Sports marketing is quickly gaining ground in Asia as more global events like the Olympic Games are held in the region and brands recognise the powerful impact of sports.
Scott Kronick, chief executive of Public Relations & Influence at Ogilvy Asia, shared his thoughts with VIR on this rising trend.
Scott Kronick, chief executive of Public Relations & Influence at Ogilvy Asia
In your opinion, what opportunities does sports marketing offer for brands? Is there any challenge to this form of marketing?
First of all, sports provide a fantastic platform, and sports events like the Olympic Games are packed with great spirit, celebrating potential, sportsmanship, and excellence on the global level. People connect to sports on an emotional level, as they see athletes spending their whole life for one goal and one chance.

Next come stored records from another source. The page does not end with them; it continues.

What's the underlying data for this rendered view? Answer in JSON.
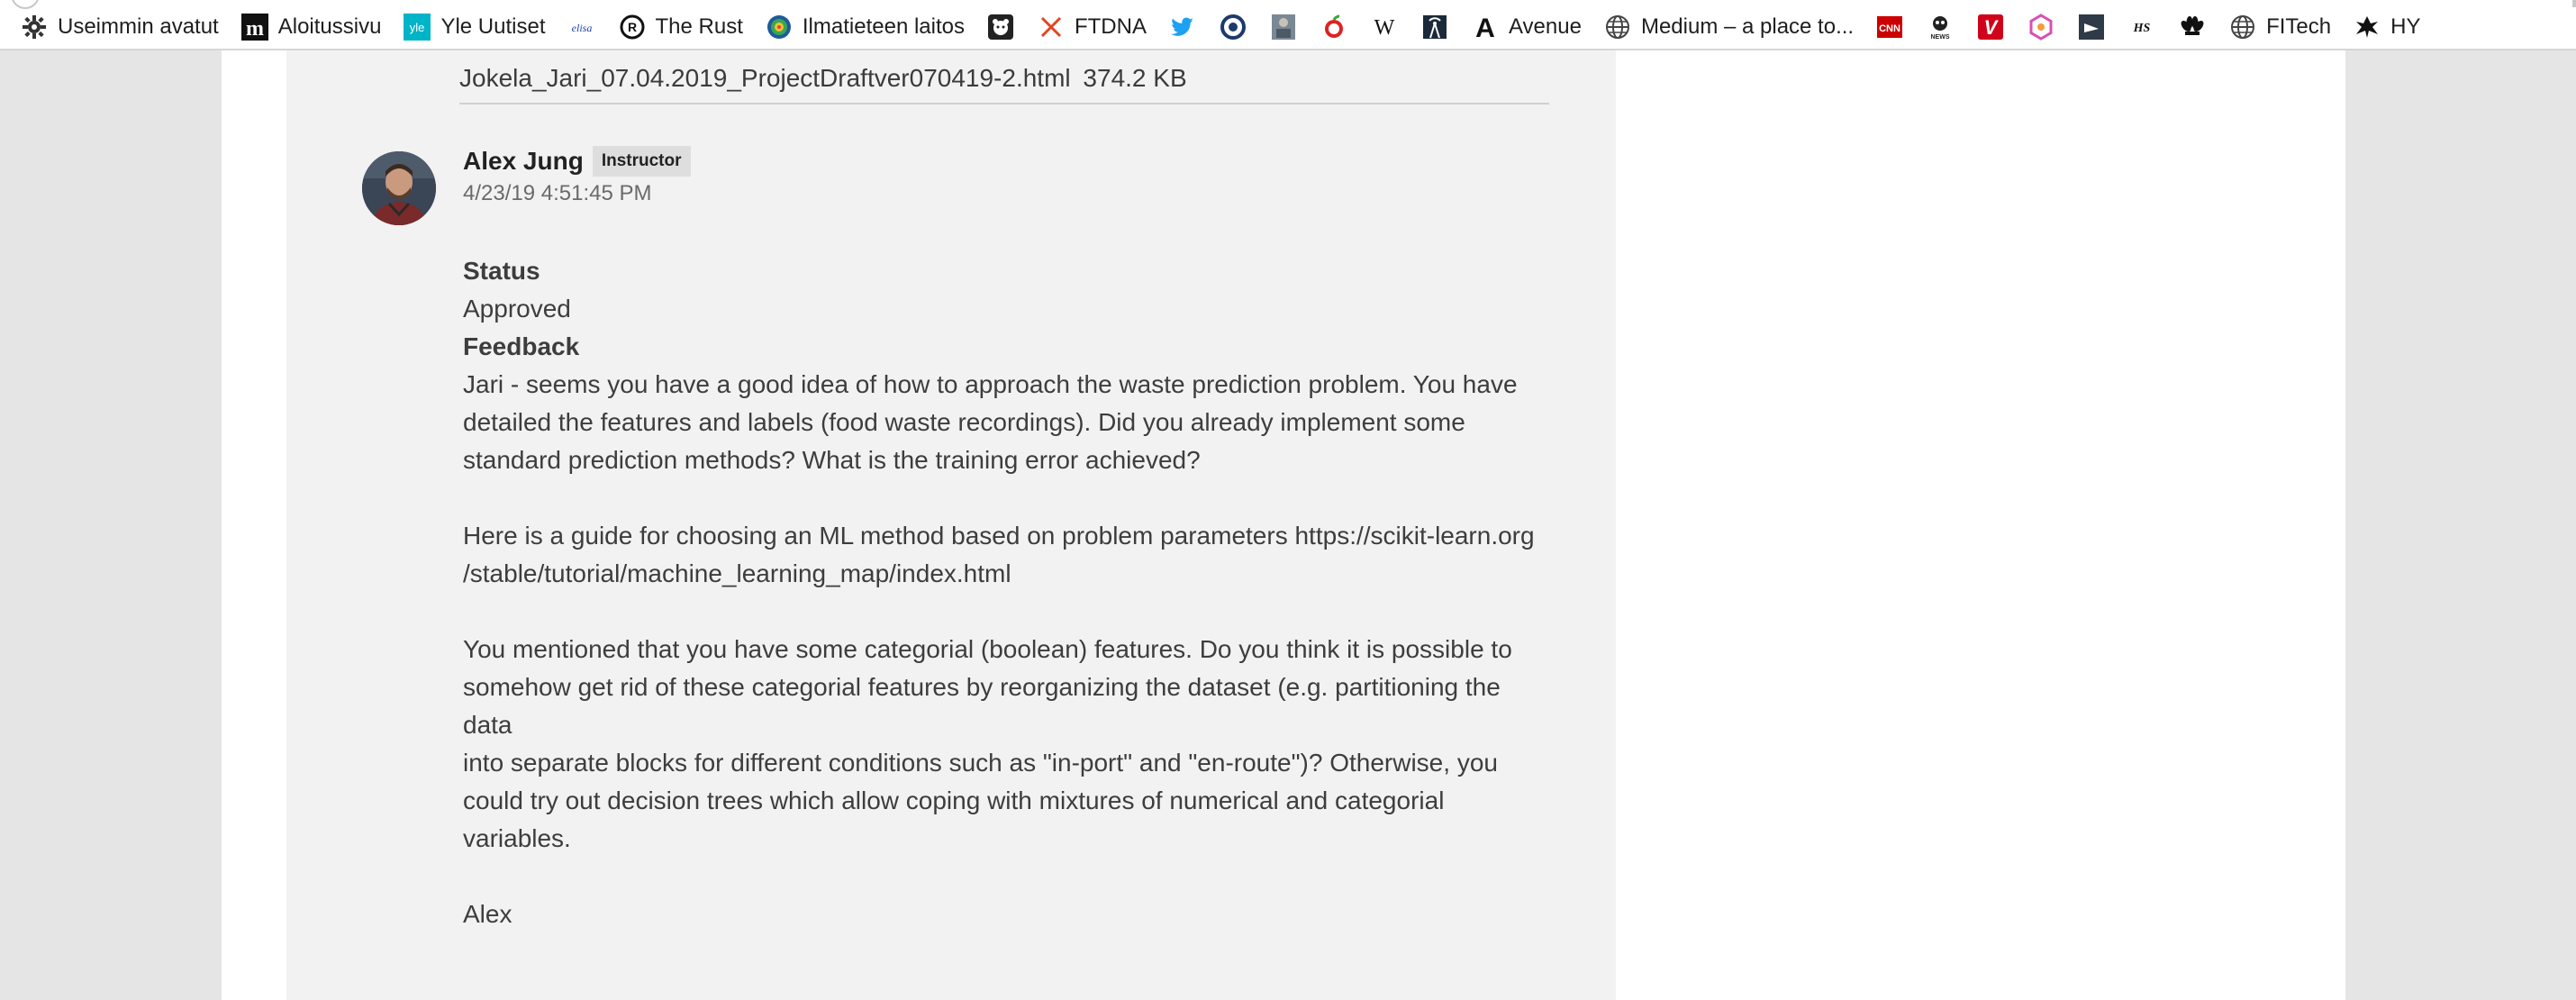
{
  "bookmarks": [
    {
      "label": "Useimmin avatut",
      "icon": "gear-icon"
    },
    {
      "label": "Aloitussivu",
      "icon": "m-logo-icon"
    },
    {
      "label": "Yle Uutiset",
      "icon": "yle-logo-icon"
    },
    {
      "label": "",
      "icon": "elisa-logo-icon"
    },
    {
      "label": "The Rust",
      "icon": "rust-logo-icon"
    },
    {
      "label": "Ilmatieteen laitos",
      "icon": "globe-pattern-icon"
    },
    {
      "label": "",
      "icon": "bear-logo-icon"
    },
    {
      "label": "FTDNA",
      "icon": "dna-logo-icon"
    },
    {
      "label": "",
      "icon": "twitter-bird-icon"
    },
    {
      "label": "",
      "icon": "circle-logo-icon"
    },
    {
      "label": "",
      "icon": "photo-thumbnail-icon"
    },
    {
      "label": "",
      "icon": "apple-logo-icon"
    },
    {
      "label": "",
      "icon": "wikipedia-w-icon"
    },
    {
      "label": "",
      "icon": "broadcast-tower-icon"
    },
    {
      "label": "Avenue",
      "icon": "letter-a-icon"
    },
    {
      "label": "Medium – a place to...",
      "icon": "globe-icon"
    },
    {
      "label": "",
      "icon": "cnn-logo-icon"
    },
    {
      "label": "",
      "icon": "news-logo-icon"
    },
    {
      "label": "",
      "icon": "v-logo-icon"
    },
    {
      "label": "",
      "icon": "hexagon-logo-icon"
    },
    {
      "label": "",
      "icon": "dark-tile-logo-icon"
    },
    {
      "label": "",
      "icon": "hs-logo-icon"
    },
    {
      "label": "",
      "icon": "nbc-peacock-icon"
    },
    {
      "label": "FITech",
      "icon": "globe-icon"
    },
    {
      "label": "HY",
      "icon": "hy-emblem-icon"
    }
  ],
  "attachment": {
    "filename": "Jokela_Jari_07.04.2019_ProjectDraftver070419-2.html",
    "size": "374.2 KB"
  },
  "post": {
    "author": "Alex Jung",
    "role": "Instructor",
    "date": "4/23/19 4:51:45 PM",
    "status_heading": "Status",
    "status_value": "Approved",
    "feedback_heading": "Feedback",
    "paragraph1_lines": [
      "Jari - seems you have a good idea of how to approach the waste prediction problem. You have",
      "detailed the features and labels (food waste recordings). Did you already implement some",
      "standard prediction methods? What is the training error achieved?"
    ],
    "paragraph2_line1_text": "Here is a guide for choosing an ML method based on problem parameters ",
    "paragraph2_link_part1": "https://scikit-learn.org",
    "paragraph2_link_part2": "/stable/tutorial/machine_learning_map/index.html",
    "paragraph3_lines": [
      "You mentioned that you have some categorial (boolean) features. Do you think it is possible to",
      "somehow get rid of these categorial features by reorganizing the dataset (e.g. partitioning the data",
      "into separate blocks for different conditions such as \"in-port\" and \"en-route\")? Otherwise, you",
      "could try out decision trees which allow coping with mixtures of numerical and categorial",
      "variables."
    ],
    "signature": "Alex"
  }
}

That type of commitment is very powerful and moving.
When an athlete receives a medals carries their flag, and sings their national anthem, it’s a source of pride for a lot of people. Sports also represent people coming together in friendly competition to achieve their dreams.

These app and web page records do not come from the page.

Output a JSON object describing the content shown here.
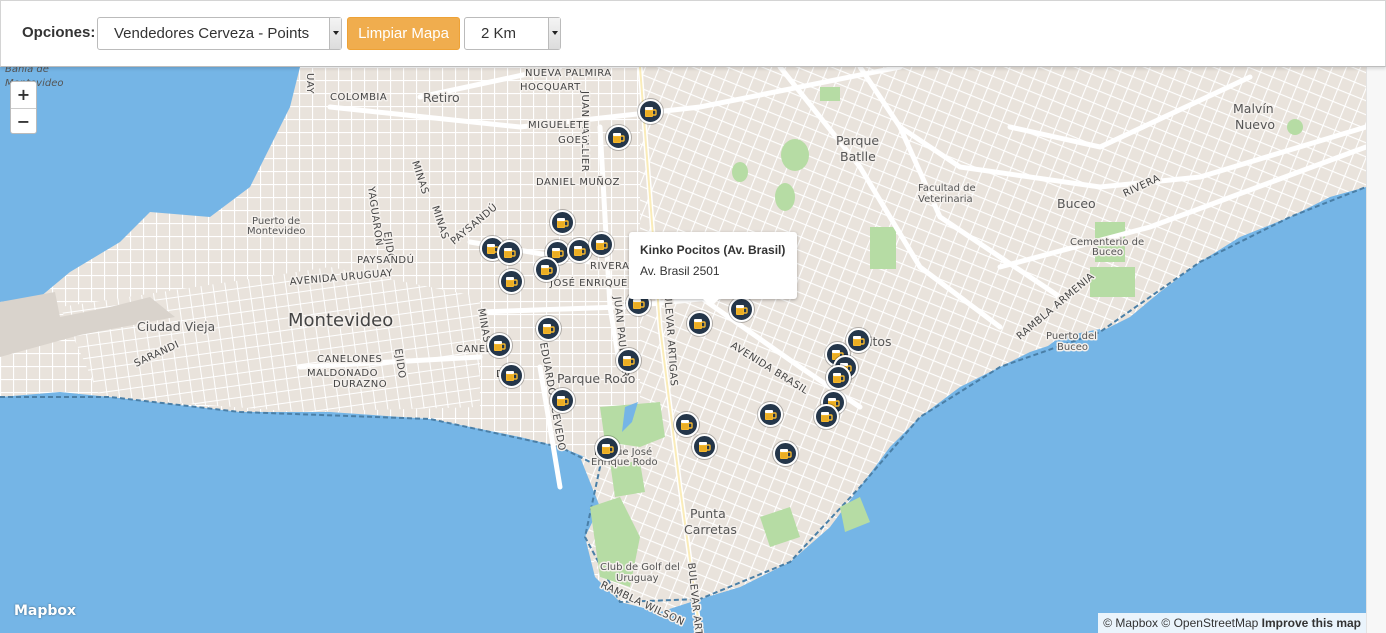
{
  "toolbar": {
    "options_label": "Opciones:",
    "layer_select": "Vendedores Cerveza - Points",
    "clear_button": "Limpiar Mapa",
    "radius_select": "2 Km",
    "accent_color": "#f0ad4e"
  },
  "map": {
    "zoom_in": "+",
    "zoom_out": "−",
    "popup": {
      "name": "Kinko Pocitos (Av. Brasil)",
      "address": "Av. Brasil 2501"
    },
    "marker_icon": "beer-mug-icon",
    "marker_count": 34,
    "logo": "Mapbox",
    "attribution": {
      "mapbox": "© Mapbox",
      "osm": "© OpenStreetMap",
      "improve": "Improve this map"
    },
    "labels": {
      "bahia": [
        "Bahía de",
        "Montevideo"
      ],
      "colombia": "COLOMBIA",
      "retiro": "Retiro",
      "nueva_palmira": "NUEVA PALMIRA",
      "hocquart": "HOCQUART",
      "juan_paullier": "JUAN PAULLIER",
      "miguelete": "MIGUELETE",
      "goes": "GOES",
      "daniel_munoz": "DANIEL MUÑOZ",
      "parque_batle": [
        "Parque",
        "Batlle"
      ],
      "malvin_nuevo": [
        "Malvín",
        "Nuevo"
      ],
      "facultad": [
        "Facultad de",
        "Veterinaria"
      ],
      "rivera_east": "RIVERA",
      "buceo": "Buceo",
      "cementerio": [
        "Cementerio de",
        "Buceo"
      ],
      "puerto_montevideo": [
        "Puerto de",
        "Montevideo"
      ],
      "yaguaron": "YAGUARON",
      "ejido": "EJIDO",
      "minas1": "MINAS",
      "minas2": "MINAS",
      "paysandu": "PAYSANDÚ",
      "paysandu2": "PAYSANDÚ",
      "avenida_uruguay": "AVENIDA URUGUAY",
      "rivera": "RIVERA",
      "jose_enrique_rodo": "JOSÉ ENRIQUE R",
      "ciudad_vieja": "Ciudad Vieja",
      "montevideo": "Montevideo",
      "sarandi": "SARANDI",
      "canelones": "CANELONES",
      "maldonado": "MALDONADO",
      "durazno": "DURAZNO",
      "ejido2": "EJIDO",
      "canelones2": "CANEL",
      "minas3": "MINAS",
      "durazno2": "D",
      "eduardo_acevedo": "EDUARDO ACEVEDO",
      "parque_rodo": "Parque Rodo",
      "juan_paullier2": "JUAN PAULLIER",
      "bulevar_artigas": "BULEVAR ARTIGAS",
      "avenida_brasil": "AVENIDA BRASIL",
      "pocitos": "itos",
      "rambla_armenia": "RAMBLA ARMENIA",
      "puerto_buceo": [
        "Puerto del",
        "Buceo"
      ],
      "parque_jose": [
        "Parque José",
        "Enrique Rodo"
      ],
      "punta_carretas": [
        "Punta",
        "Carretas"
      ],
      "club_golf": [
        "Club de Golf del",
        "Uruguay"
      ],
      "rambla_wilson": "RAMBLA WILSON",
      "bulevar_artigas2": "BULEVAR ARTIG",
      "uay": "UAY"
    }
  }
}
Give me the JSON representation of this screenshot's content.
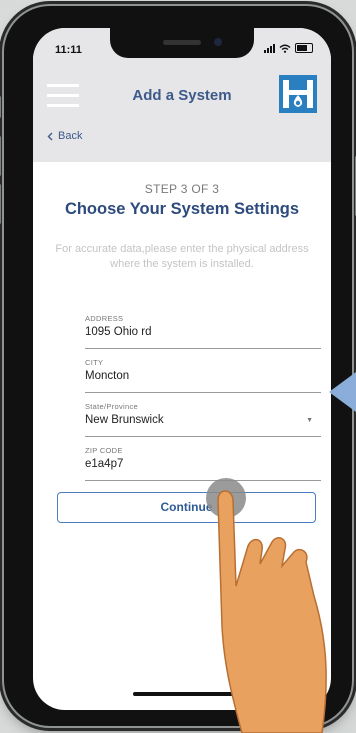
{
  "status_bar": {
    "time": "11:11"
  },
  "header": {
    "title": "Add a System",
    "back_label": "Back"
  },
  "page": {
    "step": "STEP 3 OF 3",
    "heading": "Choose Your System Settings",
    "description": "For accurate data,please enter the physical address where the system is installed."
  },
  "form": {
    "address": {
      "label": "ADDRESS",
      "value": "1095 Ohio rd"
    },
    "city": {
      "label": "CITY",
      "value": "Moncton"
    },
    "state": {
      "label": "State/Province",
      "value": "New Brunswick"
    },
    "zip": {
      "label": "ZIP CODE",
      "value": "e1a4p7"
    }
  },
  "actions": {
    "continue_label": "Continue"
  },
  "icons": [
    "hamburger-menu-icon",
    "logo-icon",
    "back-chevron-icon",
    "dropdown-caret-icon",
    "pointer-arrow-icon",
    "hand-pointer-icon"
  ],
  "colors": {
    "accent": "#3d5a8a",
    "header_bg": "#e6e6e8",
    "logo_bg": "#2a7fc0",
    "button_border": "#4a7ec0"
  }
}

It’s not surprising that many brands want to be linked to these kinds of ideals. By quickly associating with a sports event or an athlete, the brand gets the “reference bump” to achieve awareness or whatever communications objective they have in mind.
Sports marketing has been around for a long time, but I think it got a big boost around 40 years ago. In Asia, it’s still developing and we’re starting to see the fruits of real growth, especially with South Korean, Chinese, and Australian brands. A lot of people follow sports and entertainment, and brands are striving to understand whether these are the platforms to reach their target audience in a new, different, and nuanced way
There are of course risks associated with sports marketing, no matter what avenue a brand uses. That’s why companies like Ogilvy are here to help clients do the assessment and manage the risks together.
What advice do you usually give clients on sports marketing? How can brands be successful when associating themselves with sports events?
The first thing brands need to do before they consider sports marketing is to set their goals – What are they trying to achieve with their campaign? Second, brands need an idea that captures the spirit of the sponsorship. Then they need to make sure that the idea reaches the right person with the right execution strategy.
In other words, brands need “to roll up their sleeves and do the work” – execution is the highest form of strategy and brands must do it wonderfully. It really begins with what the brand want to achieve and who they want to achieve it with, then we can talk about tactics, such as whether they should sponsor the World Cup or have their logos appear on the jerseys of football teams.
Other factors to consider are the target audience’s emotions, creativity, offering more than what brands usually do. It’s also helpful to leverage the tools to evaluate the total impacts, promote patriotism, and understand risks. Last but not least, brands should keep an eye on the competition and don’t forget about their employees.
Can you share some examples of good sports marketing, from around the world and from Ogilvy itself?
I love sports and especially the Olympic Games, so I have a lot of personal favourites related to this event. One is the “Impossible is Nothing” campaign by Adidas during the 2008 Beijing Olympics, which features Chinese people cheering their athletes to win.
Then in the 2012 London Olympics, P&G also did a wonderful campaign called “Thank You, Mom” with athletes expressing their gratitude to mothers. Another favourite campaign of mine is Louis Vuitton’s Core Value, which had football legends Pele, Zidane, and Maradona playing table football together.
For Ogilvy, we’re very proud of our strategic communications campaign for the 18th Asian Games last year in Jakarta of Indonesia. We acted as the catalyst between the media and the Games’ public relations division to synchronise messages to the public. Ogilvy helped 11,000 journalists at the Main Media Centre, created a narrative, and proposed activities to increase the level of support and participation. One example includes the Torch Relay series in more than 50 cities across Indonesia.
In terms of results, we recorded a surge in visitors on September 25 and 26, peaking at 150,000 visitors at the Asian Games Festival. The number of generated coverage reached 15,282 (competition-based news) and 1,256 (human interest-based articles) between August and September, projected to reach 4.3 billion readers all over region.
We heard that Ogilvy was chosen to carry out public relations duties for the Beijing Winter Olympics 2022. Can you share with us why Ogilvy was selected and what communications strategy you have in mind for this event?
I believe our team won because we are considered the leading international PR firm in Asia. The Olympics Committee wants a firm that understands the local and international environment and we’ve successfully demonstrated it with a strong proposal and extensive experience with previous sports events. We also know a lot of brands that can be associated with the Games, and last but not least, Ogilvy can carry out both the idea and execution part equally well.
Our role is to help the committee communicate their plans to the world and find the story that they can amplify. We help them craft the right message to the right target audience. Just last week, the Games kicked off the “1,000 Days to Go” campaign with a ceremony and a promotional video. A lot of other exciting activities will follow in the coming months as we continue with the campaign. VIR